"We are also doing what we can to reroute power from other locations to those customers in metro to get as many back on as quickly as possible," said Chase.
As of 8:36 p.m., Nova Scotia Power was reporting close to 540 outages.
Customers can get the latest updates on estimated restoration times on the online outage map at outagemap.nspower.ca or by calling 1-877-428-6004.
Many schools in the province were closed Thursday. The Halifax Regional Centre for Education said all of its schools dismissed students early.
Many other schools across the province cancelled classes this morning due to weather or also dismissed early due to power outages.
Ferry service between Nova Scotia and P.E.I. is shut down for the day.
Pictou County update: Big Island Road is closed until further notice due to a washout. <a href="https://t.co/mpsnIQ4h40">pic.twitter.com/mpsnIQ4h40</a>—@NS_TIR
The poor weather has led the causeway at Big Island in Pictou County to wash out.
"Every once in a while, you get strong winds and high tide and it punches a hole through and takes out the pavement," said resident Robert Lang, one of about 20 people who live on the island year-round.
He said he lost power some time overnight, but he's not concerned.
"We're kind of self-sufficient here. A couple farmers, they've got tractors and some of them have generators.

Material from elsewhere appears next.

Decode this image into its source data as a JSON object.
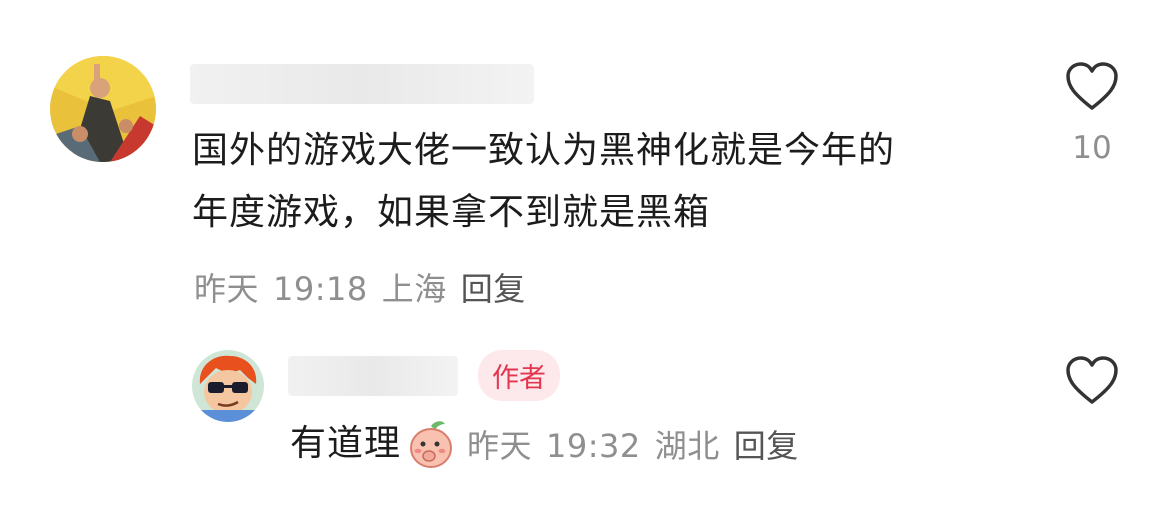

We're a close community, so if someone needs a loaf of bread and we've got two, you borrow it and bring it back," said Lang.
There were 20 motor vehicle accidents reported in HRM, according to police.
- First Baptist Church in Amherst, 90 Victoria St.
- Parrsboro Fire Hall, 252 Willow St.
- Wentworth Community Fire Hall, 13752 Highway 4.
- Westchester Fire Hall, 123 Valley Rd. in Westchester Station.
- Mulgrave Fire Department, 358 Murray St.
With files from Ryan Pierce